Task instructions
Copy every line that holds the string "true" from the data below.

Records supplied
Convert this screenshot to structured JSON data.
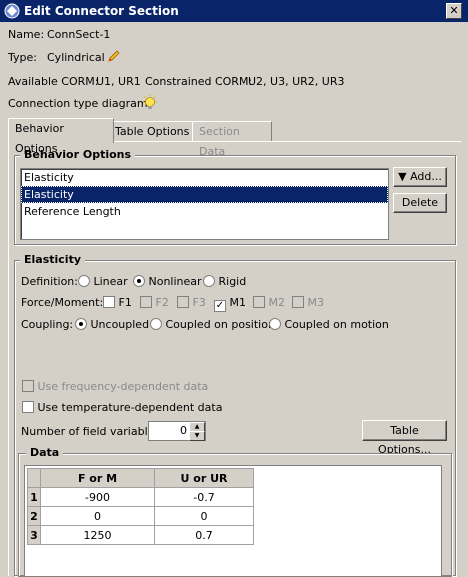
{
  "window": {
    "title": "Edit Connector Section"
  },
  "header": {
    "name_label": "Name:",
    "name_value": "ConnSect-1",
    "type_label": "Type:",
    "type_value": "Cylindrical",
    "available_corm_label": "Available CORM:",
    "available_corm_value": "U1, UR1",
    "constrained_corm_label": "Constrained CORM:",
    "constrained_corm_value": "U2, U3, UR2, UR3",
    "diagram_label": "Connection type diagram:"
  },
  "tabs": [
    {
      "label": "Behavior Options",
      "state": "active"
    },
    {
      "label": "Table Options",
      "state": "normal"
    },
    {
      "label": "Section Data",
      "state": "disabled"
    }
  ],
  "behavior_options": {
    "title": "Behavior Options",
    "items": [
      "Elasticity",
      "Elasticity",
      "Reference Length"
    ],
    "selected_index": 1,
    "add_button": "Add...",
    "delete_button": "Delete"
  },
  "elasticity": {
    "title": "Elasticity",
    "definition_label": "Definition:",
    "definition_options": [
      "Linear",
      "Nonlinear",
      "Rigid"
    ],
    "definition_selected": "Nonlinear",
    "force_moment_label": "Force/Moment:",
    "force_moment": [
      {
        "label": "F1",
        "checked": false,
        "enabled": true
      },
      {
        "label": "F2",
        "checked": false,
        "enabled": false
      },
      {
        "label": "F3",
        "checked": false,
        "enabled": false
      },
      {
        "label": "M1",
        "checked": true,
        "enabled": true
      },
      {
        "label": "M2",
        "checked": false,
        "enabled": false
      },
      {
        "label": "M3",
        "checked": false,
        "enabled": false
      }
    ],
    "coupling_label": "Coupling:",
    "coupling_options": [
      "Uncoupled",
      "Coupled on position",
      "Coupled on motion"
    ],
    "coupling_selected": "Uncoupled",
    "frequency_label": "Use frequency-dependent data",
    "temperature_label": "Use temperature-dependent data",
    "field_vars_label": "Number of field variables:",
    "field_vars_value": "0",
    "table_options_button": "Table Options..."
  },
  "data": {
    "title": "Data",
    "columns": [
      "F or M",
      "U or UR"
    ],
    "rows": [
      {
        "index": "1",
        "values": [
          "-900",
          "-0.7"
        ]
      },
      {
        "index": "2",
        "values": [
          "0",
          "0"
        ]
      },
      {
        "index": "3",
        "values": [
          "1250",
          "0.7"
        ]
      }
    ]
  }
}
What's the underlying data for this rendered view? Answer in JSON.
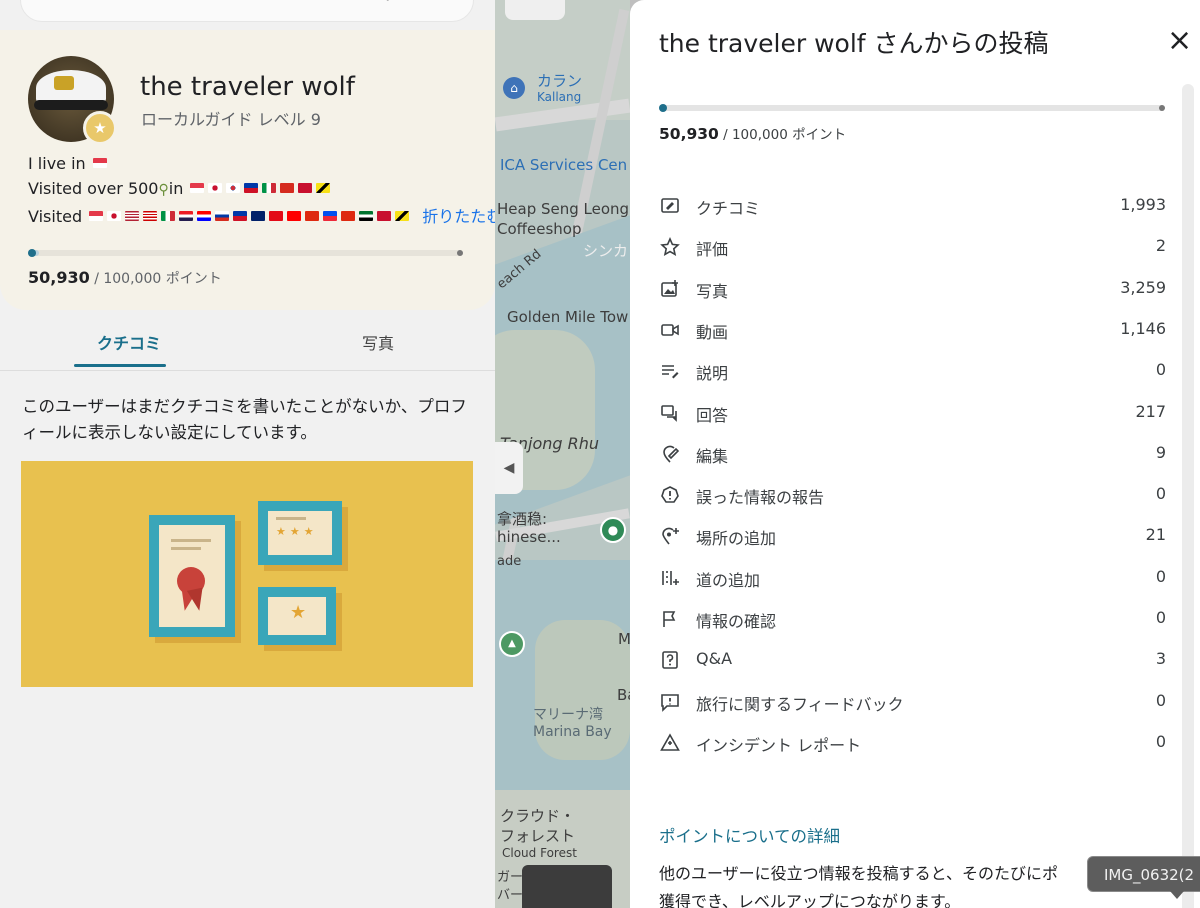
{
  "profile": {
    "name": "the traveler wolf",
    "level": "ローカルガイド レベル 9",
    "bio_live_prefix": "I live in",
    "bio_visited_over": "Visited over 500",
    "bio_in": "in",
    "bio_visited": "Visited",
    "collapse_label": "折りたたむ",
    "points_current": "50,930",
    "points_total": " / 100,000 ポイント",
    "progress_fraction": 0.5093
  },
  "tabs": [
    {
      "label": "クチコミ",
      "selected": true
    },
    {
      "label": "写真",
      "selected": false
    }
  ],
  "no_reviews_text": "このユーザーはまだクチコミを書いたことがないか、プロフィールに表示しない設定にしています。",
  "map": {
    "labels": {
      "kallang_jp": "カラン",
      "kallang": "Kallang",
      "ica": "ICA Services Cen",
      "heap_seng": "Heap Seng Leong",
      "coffeeshop": "Coffeeshop",
      "shinka": "シンカ",
      "each_rd": "each Rd",
      "golden_mile": "Golden Mile Tow",
      "tanjong_rhu": "Tanjong Rhu",
      "chinese_jp": "拿酒稳:",
      "chinese": "hinese...",
      "ade": "ade",
      "m": "M",
      "ba": "Ba",
      "marina_jp": "マリーナ湾",
      "marina": "Marina Bay",
      "cloud_jp1": "クラウド・",
      "cloud_jp2": "フォレスト",
      "cloud": "Cloud Forest",
      "garden_jp": "ガー",
      "garden_jp2": "バー"
    }
  },
  "dialog": {
    "title": "the traveler wolf さんからの投稿",
    "close_icon": "×",
    "points_current": "50,930",
    "points_total": " / 100,000 ポイント",
    "progress_fraction": 0.5093,
    "stats": [
      {
        "icon": "review-icon",
        "label": "クチコミ",
        "value": "1,993"
      },
      {
        "icon": "star-icon",
        "label": "評価",
        "value": "2"
      },
      {
        "icon": "photo-icon",
        "label": "写真",
        "value": "3,259"
      },
      {
        "icon": "video-icon",
        "label": "動画",
        "value": "1,146"
      },
      {
        "icon": "description-icon",
        "label": "説明",
        "value": "0"
      },
      {
        "icon": "answer-icon",
        "label": "回答",
        "value": "217"
      },
      {
        "icon": "edit-icon",
        "label": "編集",
        "value": "9"
      },
      {
        "icon": "report-icon",
        "label": "誤った情報の報告",
        "value": "0"
      },
      {
        "icon": "add-place-icon",
        "label": "場所の追加",
        "value": "21"
      },
      {
        "icon": "add-road-icon",
        "label": "道の追加",
        "value": "0"
      },
      {
        "icon": "flag-icon",
        "label": "情報の確認",
        "value": "0"
      },
      {
        "icon": "qa-icon",
        "label": "Q&A",
        "value": "3"
      },
      {
        "icon": "feedback-icon",
        "label": "旅行に関するフィードバック",
        "value": "0"
      },
      {
        "icon": "incident-icon",
        "label": "インシデント レポート",
        "value": "0"
      }
    ],
    "points_link": "ポイントについての詳細",
    "points_desc_line1": "他のユーザーに役立つ情報を投稿すると、そのたびにポ",
    "points_desc_line2": "獲得でき、レベルアップにつながります。"
  },
  "tooltip": "IMG_0632(2"
}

Exercise output
        "enabled": true
        "checked": true,
        "enabled": true
      "selected": true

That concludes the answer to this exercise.